Data extracted from a collection
★ ★ ★

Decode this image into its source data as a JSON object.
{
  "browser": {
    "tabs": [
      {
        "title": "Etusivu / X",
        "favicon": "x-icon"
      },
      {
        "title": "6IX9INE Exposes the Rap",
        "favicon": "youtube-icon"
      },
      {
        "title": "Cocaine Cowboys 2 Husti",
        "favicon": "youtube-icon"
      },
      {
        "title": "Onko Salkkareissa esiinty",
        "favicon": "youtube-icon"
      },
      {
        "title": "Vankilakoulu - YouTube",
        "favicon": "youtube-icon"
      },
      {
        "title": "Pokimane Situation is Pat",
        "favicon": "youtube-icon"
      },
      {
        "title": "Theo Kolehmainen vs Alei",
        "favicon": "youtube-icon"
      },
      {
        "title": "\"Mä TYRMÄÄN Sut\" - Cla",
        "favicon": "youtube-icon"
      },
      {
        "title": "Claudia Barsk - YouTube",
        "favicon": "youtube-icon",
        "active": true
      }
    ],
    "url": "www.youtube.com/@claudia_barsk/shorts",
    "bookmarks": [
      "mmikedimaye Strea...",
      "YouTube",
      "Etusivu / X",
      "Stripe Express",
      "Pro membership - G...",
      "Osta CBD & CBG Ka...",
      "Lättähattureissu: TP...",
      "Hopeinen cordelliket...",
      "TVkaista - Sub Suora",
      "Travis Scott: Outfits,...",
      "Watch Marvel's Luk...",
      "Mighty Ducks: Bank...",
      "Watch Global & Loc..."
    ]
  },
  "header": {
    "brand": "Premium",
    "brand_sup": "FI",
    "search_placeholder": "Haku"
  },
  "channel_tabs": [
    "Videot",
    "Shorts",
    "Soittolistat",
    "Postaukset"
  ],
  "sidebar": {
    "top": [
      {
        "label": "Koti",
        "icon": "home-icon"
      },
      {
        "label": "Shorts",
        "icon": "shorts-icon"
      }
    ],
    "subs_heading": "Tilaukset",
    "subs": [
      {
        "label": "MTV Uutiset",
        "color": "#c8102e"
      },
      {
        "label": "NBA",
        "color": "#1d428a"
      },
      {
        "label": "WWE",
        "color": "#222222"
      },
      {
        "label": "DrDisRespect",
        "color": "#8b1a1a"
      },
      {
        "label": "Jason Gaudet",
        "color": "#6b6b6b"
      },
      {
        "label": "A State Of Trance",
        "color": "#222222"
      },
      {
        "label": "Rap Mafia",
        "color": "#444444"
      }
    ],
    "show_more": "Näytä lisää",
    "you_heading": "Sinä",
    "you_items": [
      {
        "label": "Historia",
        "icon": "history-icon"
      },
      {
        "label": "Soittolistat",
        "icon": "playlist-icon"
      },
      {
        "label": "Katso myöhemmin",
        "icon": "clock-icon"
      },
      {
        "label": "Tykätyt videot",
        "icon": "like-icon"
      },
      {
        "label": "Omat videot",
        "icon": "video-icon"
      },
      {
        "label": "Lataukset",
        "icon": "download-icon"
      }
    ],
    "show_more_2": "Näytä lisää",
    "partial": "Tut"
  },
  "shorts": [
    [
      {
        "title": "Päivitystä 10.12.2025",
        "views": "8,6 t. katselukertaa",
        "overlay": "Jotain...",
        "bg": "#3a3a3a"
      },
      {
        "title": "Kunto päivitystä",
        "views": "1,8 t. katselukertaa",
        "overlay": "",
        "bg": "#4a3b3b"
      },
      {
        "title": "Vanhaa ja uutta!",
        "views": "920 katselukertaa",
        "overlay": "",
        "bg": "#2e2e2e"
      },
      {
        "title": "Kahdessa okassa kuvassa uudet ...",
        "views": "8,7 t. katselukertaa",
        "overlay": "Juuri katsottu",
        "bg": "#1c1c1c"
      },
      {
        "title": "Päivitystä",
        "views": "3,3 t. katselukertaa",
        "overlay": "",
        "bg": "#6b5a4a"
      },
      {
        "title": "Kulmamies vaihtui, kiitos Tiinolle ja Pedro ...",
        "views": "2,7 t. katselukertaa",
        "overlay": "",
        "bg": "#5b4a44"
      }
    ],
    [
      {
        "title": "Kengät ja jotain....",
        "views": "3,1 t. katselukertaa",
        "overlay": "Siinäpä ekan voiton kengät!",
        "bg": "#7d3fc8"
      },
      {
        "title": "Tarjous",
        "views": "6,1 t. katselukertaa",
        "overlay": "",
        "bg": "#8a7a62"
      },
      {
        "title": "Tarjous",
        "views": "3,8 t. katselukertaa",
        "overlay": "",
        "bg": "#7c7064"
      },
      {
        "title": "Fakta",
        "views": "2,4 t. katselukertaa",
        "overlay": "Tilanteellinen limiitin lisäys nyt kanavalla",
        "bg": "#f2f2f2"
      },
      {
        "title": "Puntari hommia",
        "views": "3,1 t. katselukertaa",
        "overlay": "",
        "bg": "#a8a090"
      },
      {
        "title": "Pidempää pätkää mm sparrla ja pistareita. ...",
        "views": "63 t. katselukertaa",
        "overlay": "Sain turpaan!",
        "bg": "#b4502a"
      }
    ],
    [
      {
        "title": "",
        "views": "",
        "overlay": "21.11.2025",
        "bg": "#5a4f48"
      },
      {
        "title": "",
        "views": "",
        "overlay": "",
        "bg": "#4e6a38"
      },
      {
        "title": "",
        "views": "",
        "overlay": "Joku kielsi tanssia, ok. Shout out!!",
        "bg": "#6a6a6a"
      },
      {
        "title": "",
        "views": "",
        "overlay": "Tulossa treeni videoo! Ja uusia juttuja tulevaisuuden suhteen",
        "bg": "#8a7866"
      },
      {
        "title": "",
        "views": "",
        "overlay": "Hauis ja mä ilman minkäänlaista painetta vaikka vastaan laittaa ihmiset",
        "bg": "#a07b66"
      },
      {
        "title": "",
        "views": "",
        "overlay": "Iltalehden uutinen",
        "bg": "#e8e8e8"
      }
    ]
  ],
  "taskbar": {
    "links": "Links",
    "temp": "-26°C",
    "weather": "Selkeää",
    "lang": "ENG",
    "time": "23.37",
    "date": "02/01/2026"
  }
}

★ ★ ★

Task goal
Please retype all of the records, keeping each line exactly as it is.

The answer
Decode this image into its source data as a JSON object.
{
  "browser": {
    "tabs": [
      {
        "title": "Etusivu / X",
        "favicon": "x-icon"
      },
      {
        "title": "6IX9INE Exposes the Rap",
        "favicon": "youtube-icon"
      },
      {
        "title": "Cocaine Cowboys 2 Husti",
        "favicon": "youtube-icon"
      },
      {
        "title": "Onko Salkkareissa esiinty",
        "favicon": "youtube-icon"
      },
      {
        "title": "Vankilakoulu - YouTube",
        "favicon": "youtube-icon"
      },
      {
        "title": "Pokimane Situation is Pat",
        "favicon": "youtube-icon"
      },
      {
        "title": "Theo Kolehmainen vs Alei",
        "favicon": "youtube-icon"
      },
      {
        "title": "\"Mä TYRMÄÄN Sut\" - Cla",
        "favicon": "youtube-icon"
      },
      {
        "title": "Claudia Barsk - YouTube",
        "favicon": "youtube-icon",
        "active": true
      }
    ],
    "url": "www.youtube.com/@claudia_barsk/shorts",
    "bookmarks": [
      "mmikedimaye Strea...",
      "YouTube",
      "Etusivu / X",
      "Stripe Express",
      "Pro membership - G...",
      "Osta CBD & CBG Ka...",
      "Lättähattureissu: TP...",
      "Hopeinen cordelliket...",
      "TVkaista - Sub Suora",
      "Travis Scott: Outfits,...",
      "Watch Marvel's Luk...",
      "Mighty Ducks: Bank...",
      "Watch Global & Loc..."
    ]
  },
  "header": {
    "brand": "Premium",
    "brand_sup": "FI",
    "search_placeholder": "Haku"
  },
  "channel_tabs": [
    "Videot",
    "Shorts",
    "Soittolistat",
    "Postaukset"
  ],
  "sidebar": {
    "top": [
      {
        "label": "Koti",
        "icon": "home-icon"
      },
      {
        "label": "Shorts",
        "icon": "shorts-icon"
      }
    ],
    "subs_heading": "Tilaukset",
    "subs": [
      {
        "label": "MTV Uutiset",
        "color": "#c8102e"
      },
      {
        "label": "NBA",
        "color": "#1d428a"
      },
      {
        "label": "WWE",
        "color": "#222222"
      },
      {
        "label": "DrDisRespect",
        "color": "#8b1a1a"
      },
      {
        "label": "Jason Gaudet",
        "color": "#6b6b6b"
      },
      {
        "label": "A State Of Trance",
        "color": "#222222"
      },
      {
        "label": "Rap Mafia",
        "color": "#444444"
      }
    ],
    "show_more": "Näytä lisää",
    "you_heading": "Sinä",
    "you_items": [
      {
        "label": "Historia",
        "icon": "history-icon"
      },
      {
        "label": "Soittolistat",
        "icon": "playlist-icon"
      },
      {
        "label": "Katso myöhemmin",
        "icon": "clock-icon"
      },
      {
        "label": "Tykätyt videot",
        "icon": "like-icon"
      },
      {
        "label": "Omat videot",
        "icon": "video-icon"
      },
      {
        "label": "Lataukset",
        "icon": "download-icon"
      }
    ],
    "show_more_2": "Näytä lisää",
    "partial": "Tut"
  },
  "shorts": [
    [
      {
        "title": "Päivitystä 10.12.2025",
        "views": "8,6 t. katselukertaa",
        "overlay": "Jotain...",
        "bg": "#3a3a3a"
      },
      {
        "title": "Kunto päivitystä",
        "views": "1,8 t. katselukertaa",
        "overlay": "",
        "bg": "#4a3b3b"
      },
      {
        "title": "Vanhaa ja uutta!",
        "views": "920 katselukertaa",
        "overlay": "",
        "bg": "#2e2e2e"
      },
      {
        "title": "Kahdessa okassa kuvassa uudet ...",
        "views": "8,7 t. katselukertaa",
        "overlay": "Juuri katsottu",
        "bg": "#1c1c1c"
      },
      {
        "title": "Päivitystä",
        "views": "3,3 t. katselukertaa",
        "overlay": "",
        "bg": "#6b5a4a"
      },
      {
        "title": "Kulmamies vaihtui, kiitos Tiinolle ja Pedro ...",
        "views": "2,7 t. katselukertaa",
        "overlay": "",
        "bg": "#5b4a44"
      }
    ],
    [
      {
        "title": "Kengät ja jotain....",
        "views": "3,1 t. katselukertaa",
        "overlay": "Siinäpä ekan voiton kengät!",
        "bg": "#7d3fc8"
      },
      {
        "title": "Tarjous",
        "views": "6,1 t. katselukertaa",
        "overlay": "",
        "bg": "#8a7a62"
      },
      {
        "title": "Tarjous",
        "views": "3,8 t. katselukertaa",
        "overlay": "",
        "bg": "#7c7064"
      },
      {
        "title": "Fakta",
        "views": "2,4 t. katselukertaa",
        "overlay": "Tilanteellinen limiitin lisäys nyt kanavalla",
        "bg": "#f2f2f2"
      },
      {
        "title": "Puntari hommia",
        "views": "3,1 t. katselukertaa",
        "overlay": "",
        "bg": "#a8a090"
      },
      {
        "title": "Pidempää pätkää mm sparrla ja pistareita. ...",
        "views": "63 t. katselukertaa",
        "overlay": "Sain turpaan!",
        "bg": "#b4502a"
      }
    ],
    [
      {
        "title": "",
        "views": "",
        "overlay": "21.11.2025",
        "bg": "#5a4f48"
      },
      {
        "title": "",
        "views": "",
        "overlay": "",
        "bg": "#4e6a38"
      },
      {
        "title": "",
        "views": "",
        "overlay": "Joku kielsi tanssia, ok. Shout out!!",
        "bg": "#6a6a6a"
      },
      {
        "title": "",
        "views": "",
        "overlay": "Tulossa treeni videoo! Ja uusia juttuja tulevaisuuden suhteen",
        "bg": "#8a7866"
      },
      {
        "title": "",
        "views": "",
        "overlay": "Hauis ja mä ilman minkäänlaista painetta vaikka vastaan laittaa ihmiset",
        "bg": "#a07b66"
      },
      {
        "title": "",
        "views": "",
        "overlay": "Iltalehden uutinen",
        "bg": "#e8e8e8"
      }
    ]
  ],
  "taskbar": {
    "links": "Links",
    "temp": "-26°C",
    "weather": "Selkeää",
    "lang": "ENG",
    "time": "23.37",
    "date": "02/01/2026"
  }
}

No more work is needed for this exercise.